## [Task instructions]
What is wanted is an exact copy of all the entries.

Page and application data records

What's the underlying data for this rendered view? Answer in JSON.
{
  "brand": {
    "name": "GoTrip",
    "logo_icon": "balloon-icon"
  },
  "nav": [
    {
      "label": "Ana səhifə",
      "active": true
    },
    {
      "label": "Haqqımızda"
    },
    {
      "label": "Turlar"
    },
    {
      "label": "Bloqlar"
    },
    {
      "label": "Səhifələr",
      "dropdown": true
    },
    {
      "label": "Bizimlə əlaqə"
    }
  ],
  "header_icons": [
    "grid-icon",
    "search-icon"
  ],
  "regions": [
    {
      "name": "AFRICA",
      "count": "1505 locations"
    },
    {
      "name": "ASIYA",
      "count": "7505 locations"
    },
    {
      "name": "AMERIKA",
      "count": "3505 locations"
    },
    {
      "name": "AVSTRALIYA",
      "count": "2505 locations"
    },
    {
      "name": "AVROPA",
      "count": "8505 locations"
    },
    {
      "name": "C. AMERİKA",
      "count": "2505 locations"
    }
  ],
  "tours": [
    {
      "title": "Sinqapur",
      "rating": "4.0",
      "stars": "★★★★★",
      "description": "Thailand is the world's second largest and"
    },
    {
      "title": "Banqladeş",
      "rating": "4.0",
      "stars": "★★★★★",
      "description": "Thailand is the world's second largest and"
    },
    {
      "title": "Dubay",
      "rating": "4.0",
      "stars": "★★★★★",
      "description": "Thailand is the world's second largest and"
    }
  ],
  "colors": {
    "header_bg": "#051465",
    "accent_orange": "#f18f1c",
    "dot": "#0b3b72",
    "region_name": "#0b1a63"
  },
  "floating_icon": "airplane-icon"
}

## [Exercise response]
What's the underlying data for this rendered view? Answer in JSON.
{
  "brand": {
    "name": "GoTrip",
    "logo_icon": "balloon-icon"
  },
  "nav": [
    {
      "label": "Ana səhifə",
      "active": true
    },
    {
      "label": "Haqqımızda"
    },
    {
      "label": "Turlar"
    },
    {
      "label": "Bloqlar"
    },
    {
      "label": "Səhifələr",
      "dropdown": true
    },
    {
      "label": "Bizimlə əlaqə"
    }
  ],
  "header_icons": [
    "grid-icon",
    "search-icon"
  ],
  "regions": [
    {
      "name": "AFRICA",
      "count": "1505 locations"
    },
    {
      "name": "ASIYA",
      "count": "7505 locations"
    },
    {
      "name": "AMERIKA",
      "count": "3505 locations"
    },
    {
      "name": "AVSTRALIYA",
      "count": "2505 locations"
    },
    {
      "name": "AVROPA",
      "count": "8505 locations"
    },
    {
      "name": "C. AMERİKA",
      "count": "2505 locations"
    }
  ],
  "tours": [
    {
      "title": "Sinqapur",
      "rating": "4.0",
      "stars": "★★★★★",
      "description": "Thailand is the world's second largest and"
    },
    {
      "title": "Banqladeş",
      "rating": "4.0",
      "stars": "★★★★★",
      "description": "Thailand is the world's second largest and"
    },
    {
      "title": "Dubay",
      "rating": "4.0",
      "stars": "★★★★★",
      "description": "Thailand is the world's second largest and"
    }
  ],
  "colors": {
    "header_bg": "#051465",
    "accent_orange": "#f18f1c",
    "dot": "#0b3b72",
    "region_name": "#0b1a63"
  },
  "floating_icon": "airplane-icon"
}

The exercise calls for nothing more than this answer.